### REQUIREMENT:
Copy all records precisely, apart from the pictures.
DATA EXCERPTS section start
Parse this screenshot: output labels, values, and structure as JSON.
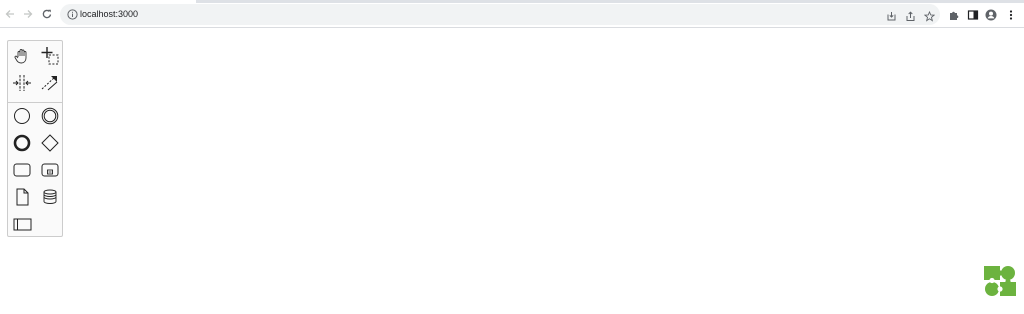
{
  "browser": {
    "url": "localhost:3000",
    "nav_icons": [
      "back-icon",
      "forward-icon",
      "reload-icon"
    ],
    "omnibox_icons": [
      "install-app-icon",
      "share-icon",
      "bookmark-star-icon"
    ],
    "toolbar_icons": [
      "extensions-icon",
      "side-panel-icon",
      "profile-icon",
      "menu-icon"
    ]
  },
  "palette": {
    "tools": [
      {
        "name": "hand-tool",
        "icon": "hand-icon"
      },
      {
        "name": "lasso-tool",
        "icon": "lasso-icon"
      },
      {
        "name": "space-tool",
        "icon": "space-icon"
      },
      {
        "name": "global-connect-tool",
        "icon": "connect-icon"
      },
      {
        "name": "create-start-event",
        "icon": "start-event-icon"
      },
      {
        "name": "create-intermediate-event",
        "icon": "intermediate-event-icon"
      },
      {
        "name": "create-end-event",
        "icon": "end-event-icon"
      },
      {
        "name": "create-gateway",
        "icon": "gateway-icon"
      },
      {
        "name": "create-task",
        "icon": "task-icon"
      },
      {
        "name": "create-subprocess",
        "icon": "subprocess-icon"
      },
      {
        "name": "create-data-object",
        "icon": "data-object-icon"
      },
      {
        "name": "create-data-store",
        "icon": "data-store-icon"
      },
      {
        "name": "create-pool",
        "icon": "pool-icon"
      }
    ]
  },
  "colors": {
    "logo_green": "#6cb33f",
    "omnibox_bg": "#f1f3f4",
    "icon_gray": "#5f6368",
    "palette_border": "#cccccc"
  },
  "logo": {
    "icon": "bpmn-io-logo-icon"
  }
}
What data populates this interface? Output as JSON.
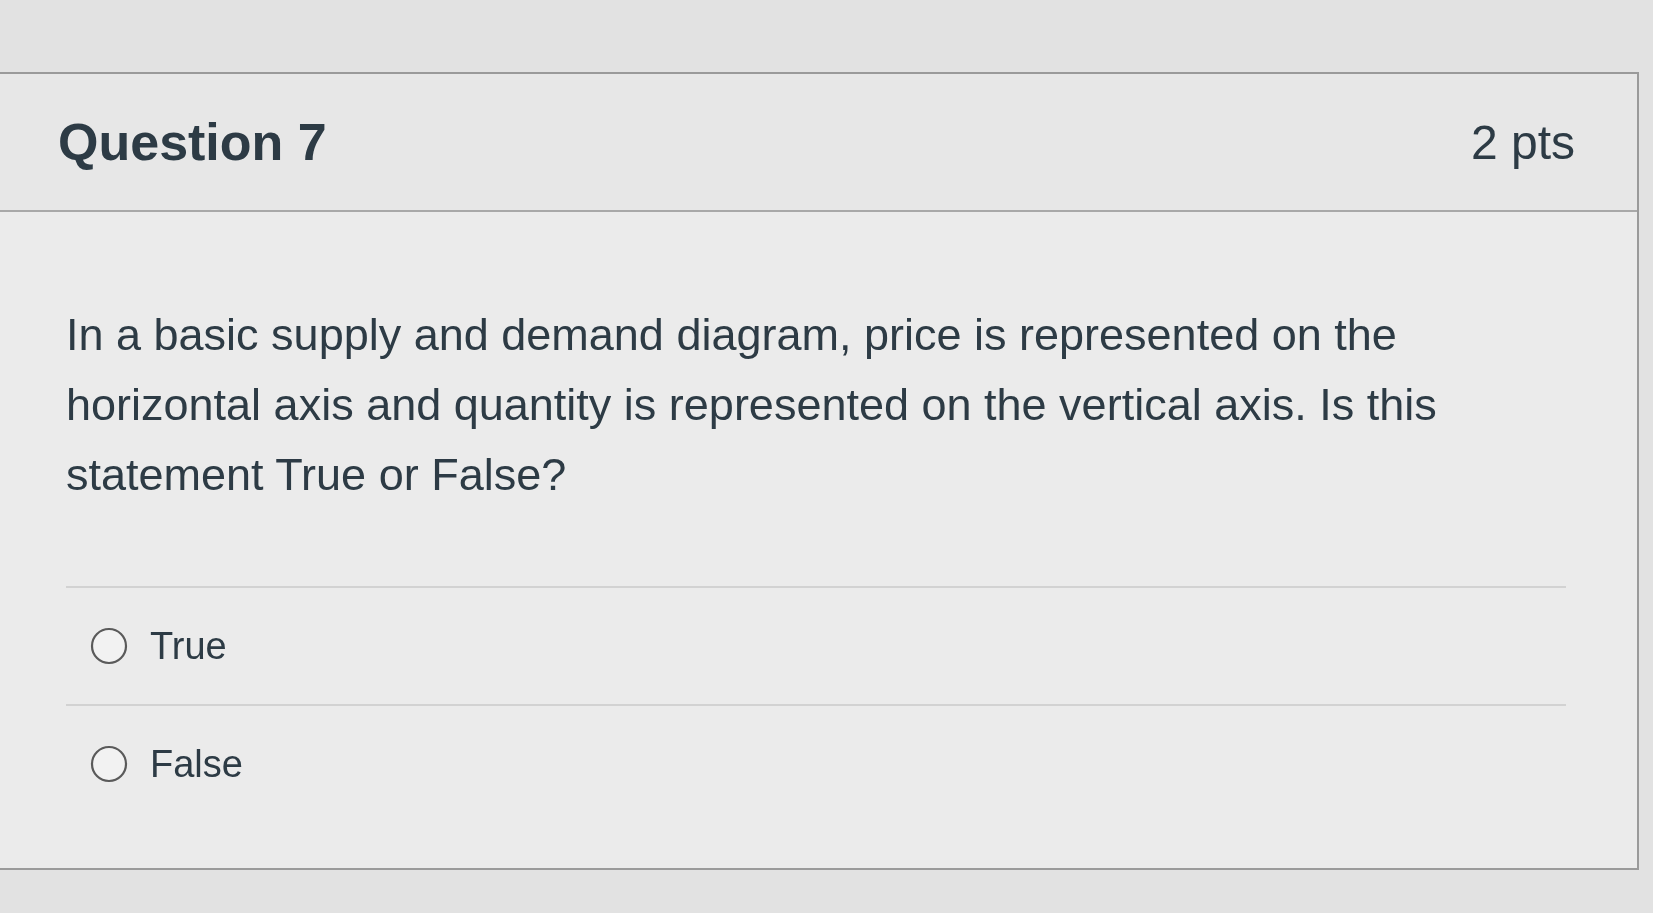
{
  "question": {
    "title": "Question 7",
    "points": "2 pts",
    "text": "In a basic supply and demand diagram, price is represented on the horizontal axis and quantity is represented on the vertical axis. Is this statement True or False?"
  },
  "answers": [
    {
      "label": "True",
      "selected": false
    },
    {
      "label": "False",
      "selected": false
    }
  ]
}
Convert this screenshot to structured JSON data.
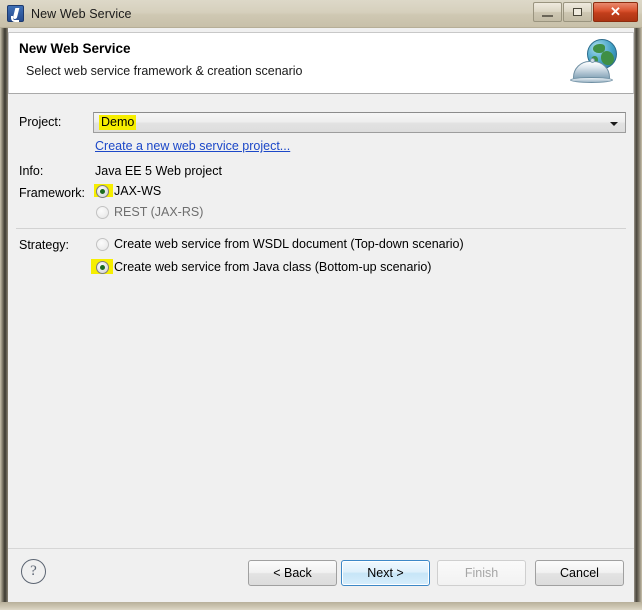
{
  "window": {
    "title": "New Web Service",
    "icon": "app-icon",
    "controls": {
      "minimize": "minimize-icon",
      "maximize": "maximize-icon",
      "close": "✕"
    }
  },
  "header": {
    "title": "New Web Service",
    "subtitle": "Select web service framework & creation scenario",
    "icon": "web-service-globe-icon"
  },
  "form": {
    "project": {
      "label": "Project:",
      "value": "Demo",
      "highlighted": true,
      "highlight_color": "#f6ee00"
    },
    "create_project_link": "Create a new web service project...",
    "info": {
      "label": "Info:",
      "value": "Java EE 5 Web project"
    },
    "framework": {
      "label": "Framework:",
      "options": [
        {
          "label": "JAX-WS",
          "selected": true,
          "highlighted": true
        },
        {
          "label": "REST (JAX-RS)",
          "selected": false,
          "highlighted": false
        }
      ]
    },
    "strategy": {
      "label": "Strategy:",
      "options": [
        {
          "label": "Create web service from WSDL document (Top-down scenario)",
          "selected": false,
          "highlighted": false
        },
        {
          "label": "Create web service from Java class (Bottom-up scenario)",
          "selected": true,
          "highlighted": true
        }
      ]
    }
  },
  "footer": {
    "help": "?",
    "buttons": [
      {
        "label": "< Back",
        "state": "enabled"
      },
      {
        "label": "Next >",
        "state": "focused"
      },
      {
        "label": "Finish",
        "state": "disabled"
      },
      {
        "label": "Cancel",
        "state": "enabled"
      }
    ]
  },
  "colors": {
    "highlight": "#f6ee00",
    "link": "#1c48c8",
    "titlebar": "#d6d0bd",
    "body": "#f0f0f0",
    "radio_dot": "#1c6b20",
    "focus_border": "#3d88c7"
  }
}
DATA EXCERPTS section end
### EXERCISE OUTPUT:
Parse this screenshot: output labels, values, and structure as JSON.
{
  "browser": {
    "url": "localhost:3000",
    "nav_icons": [
      "back-icon",
      "forward-icon",
      "reload-icon"
    ],
    "omnibox_icons": [
      "install-app-icon",
      "share-icon",
      "bookmark-star-icon"
    ],
    "toolbar_icons": [
      "extensions-icon",
      "side-panel-icon",
      "profile-icon",
      "menu-icon"
    ]
  },
  "palette": {
    "tools": [
      {
        "name": "hand-tool",
        "icon": "hand-icon"
      },
      {
        "name": "lasso-tool",
        "icon": "lasso-icon"
      },
      {
        "name": "space-tool",
        "icon": "space-icon"
      },
      {
        "name": "global-connect-tool",
        "icon": "connect-icon"
      },
      {
        "name": "create-start-event",
        "icon": "start-event-icon"
      },
      {
        "name": "create-intermediate-event",
        "icon": "intermediate-event-icon"
      },
      {
        "name": "create-end-event",
        "icon": "end-event-icon"
      },
      {
        "name": "create-gateway",
        "icon": "gateway-icon"
      },
      {
        "name": "create-task",
        "icon": "task-icon"
      },
      {
        "name": "create-subprocess",
        "icon": "subprocess-icon"
      },
      {
        "name": "create-data-object",
        "icon": "data-object-icon"
      },
      {
        "name": "create-data-store",
        "icon": "data-store-icon"
      },
      {
        "name": "create-pool",
        "icon": "pool-icon"
      }
    ]
  },
  "colors": {
    "logo_green": "#6cb33f",
    "omnibox_bg": "#f1f3f4",
    "icon_gray": "#5f6368",
    "palette_border": "#cccccc"
  },
  "logo": {
    "icon": "bpmn-io-logo-icon"
  }
}
What data populates this interface? Output as JSON.
{
  "question": {
    "title": "Question 7",
    "points": "2 pts",
    "text": "In a basic supply and demand diagram, price is represented on the horizontal axis and quantity is represented on the vertical axis. Is this statement True or False?"
  },
  "answers": [
    {
      "label": "True",
      "selected": false
    },
    {
      "label": "False",
      "selected": false
    }
  ]
}
Convert this screenshot to structured JSON data.
{
  "window": {
    "title": "New Web Service",
    "icon": "app-icon",
    "controls": {
      "minimize": "minimize-icon",
      "maximize": "maximize-icon",
      "close": "✕"
    }
  },
  "header": {
    "title": "New Web Service",
    "subtitle": "Select web service framework & creation scenario",
    "icon": "web-service-globe-icon"
  },
  "form": {
    "project": {
      "label": "Project:",
      "value": "Demo",
      "highlighted": true,
      "highlight_color": "#f6ee00"
    },
    "create_project_link": "Create a new web service project...",
    "info": {
      "label": "Info:",
      "value": "Java EE 5 Web project"
    },
    "framework": {
      "label": "Framework:",
      "options": [
        {
          "label": "JAX-WS",
          "selected": true,
          "highlighted": true
        },
        {
          "label": "REST (JAX-RS)",
          "selected": false,
          "highlighted": false
        }
      ]
    },
    "strategy": {
      "label": "Strategy:",
      "options": [
        {
          "label": "Create web service from WSDL document (Top-down scenario)",
          "selected": false,
          "highlighted": false
        },
        {
          "label": "Create web service from Java class (Bottom-up scenario)",
          "selected": true,
          "highlighted": true
        }
      ]
    }
  },
  "footer": {
    "help": "?",
    "buttons": [
      {
        "label": "< Back",
        "state": "enabled"
      },
      {
        "label": "Next >",
        "state": "focused"
      },
      {
        "label": "Finish",
        "state": "disabled"
      },
      {
        "label": "Cancel",
        "state": "enabled"
      }
    ]
  },
  "colors": {
    "highlight": "#f6ee00",
    "link": "#1c48c8",
    "titlebar": "#d6d0bd",
    "body": "#f0f0f0",
    "radio_dot": "#1c6b20",
    "focus_border": "#3d88c7"
  }
}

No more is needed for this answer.